author
pfred2 (author)2013-05-20

Hey I just got another No. 4 Stanley bench plane myself last weekend. People are just giving them away anymore. I got mine for a dollar. I also picked up a #2 along with it for the same price, but the #2 is in really tough shape. I won't be able to restore it. I should be able to repair it though. The #4 I got is like new. Well, there are some chips out of the finish on the front knob, but I'm not going to fuss over that.

author
warehouse32 (author)pfred22013-05-20

it sounds like you got your hands full! cheap planes are hard to come by in my area...i found the one for this instructable in VA

author
mikeasaurus (author)2013-05-20

I have the exact same Stanley plane and mine could use some love. Thanks for posting this!

author
pfred2 (author)mikeasaurus2013-05-20

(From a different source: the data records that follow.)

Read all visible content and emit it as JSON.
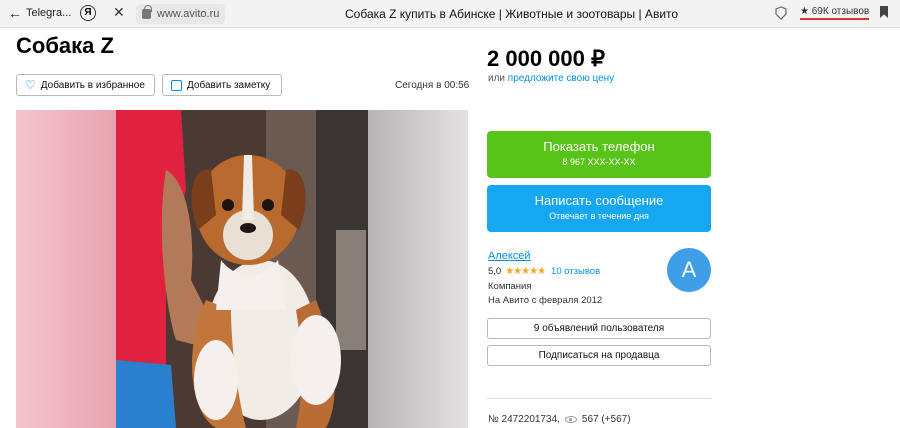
{
  "browser": {
    "back_label": "Telegra...",
    "yandex_letter": "Я",
    "close_glyph": "✕",
    "url": "www.avito.ru",
    "page_title": "Собака Z купить в Абинске | Животные и зоотовары | Авито",
    "reviews": "★ 69К отзывов"
  },
  "listing": {
    "title": "Собака Z",
    "price": "2 000 000 ₽",
    "price_or": "или",
    "price_offer_link": "предложите свою цену",
    "favorite_label": "Добавить в избранное",
    "note_label": "Добавить заметку",
    "posted": "Сегодня в 00:56"
  },
  "contact": {
    "phone_label": "Показать телефон",
    "phone_masked": "8 967 XXX-XX-XX",
    "message_label": "Написать сообщение",
    "message_sub": "Отвечает в течение дня"
  },
  "seller": {
    "name": "Алексей",
    "rating": "5,0",
    "stars": "★★★★★",
    "reviews_link": "10 отзывов",
    "type": "Компания",
    "since": "На Авито с февраля 2012",
    "avatar_letter": "А",
    "ads_button": "9 объявлений пользователя",
    "subscribe_button": "Подписаться на продавца"
  },
  "meta": {
    "ad_number": "№ 2472201734,",
    "views": "567 (+567)"
  },
  "colors": {
    "phone_button": "#58c41a",
    "message_button": "#15a7f0",
    "link": "#0091d9",
    "avatar": "#3e9ee8"
  }
}
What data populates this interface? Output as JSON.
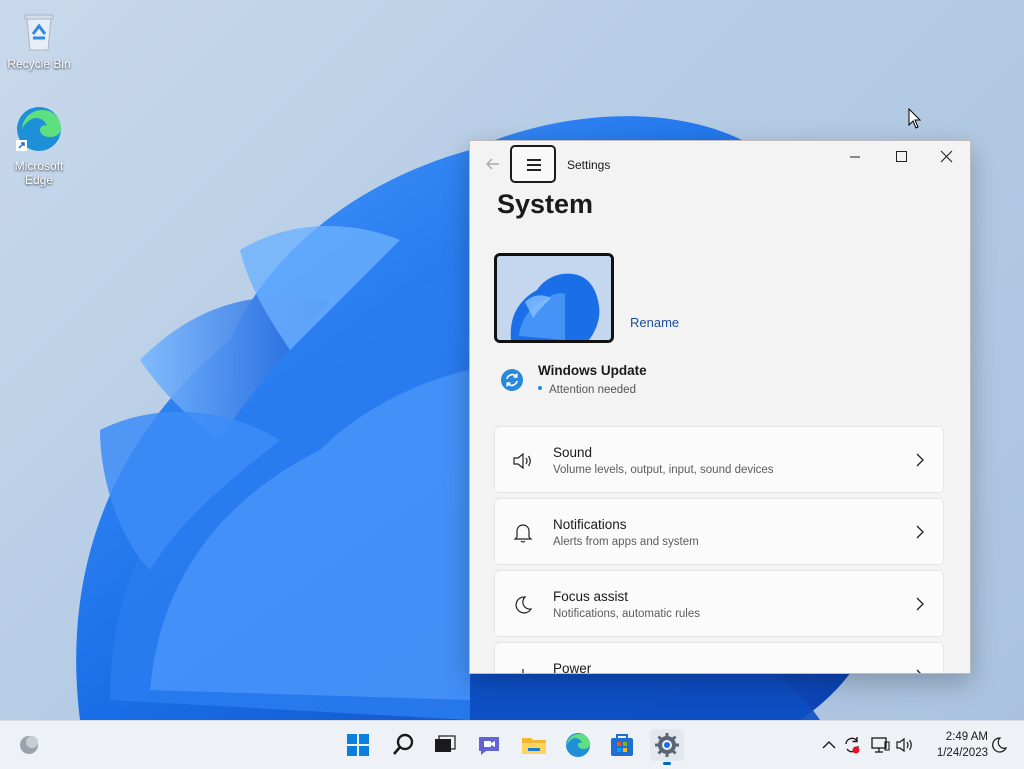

I have two. Perhaps because a #4 is the most common plane in the world? Shame it isn't the best plane. My personal favorite bench plane is a Stanley #5. They're still pretty common too. I have two of those as well. I really need three of each, so I can have close set, wide set, and a scrubber of each. Just because it is a plane doesn't make it simple.

author
warehouse32 (author)2013-05-20

Thanks everyone! Glad you guys like the 'ible...mikeasaurus, i'd love to see some pics when your planes' all done!

author
SlickSqueegie (author)2013-05-20

Nice work! It turned out beautiful!

author
tsa'ad (author)2013-05-20

Ooh childhood memories!

author
Raigmoul (author)2013-05-20

AMAZING!!!!
Very ell documented and photographed 'ible, well done sir for rescuing those beautiful planes. Electric ones do make life easier (sometimes), however - IMHO - hand planes in the right hand produce a better finish and allow you better control and feel of the wood you're working with.
Thanks for sharing,
R

author
warehouse32 (author)Raigmoul2013-05-20

Thanks! I completely agree. For bulk work a planer is indispensable, but for an almost glass finish with minimal work...a smoothing plane is your best friend.

About This Instructable

189,688views

312favorites

License:

Bio: Check out my website (link in bio) or my IG feed at www.instagram.com/Escamilla_woodworking for all of my wood crafting adventures
More by warehouse32:Painting Tacoma Grill SurroundWooden kitchen scraper...why not?Make a Manly Mallet!
Add instructable to: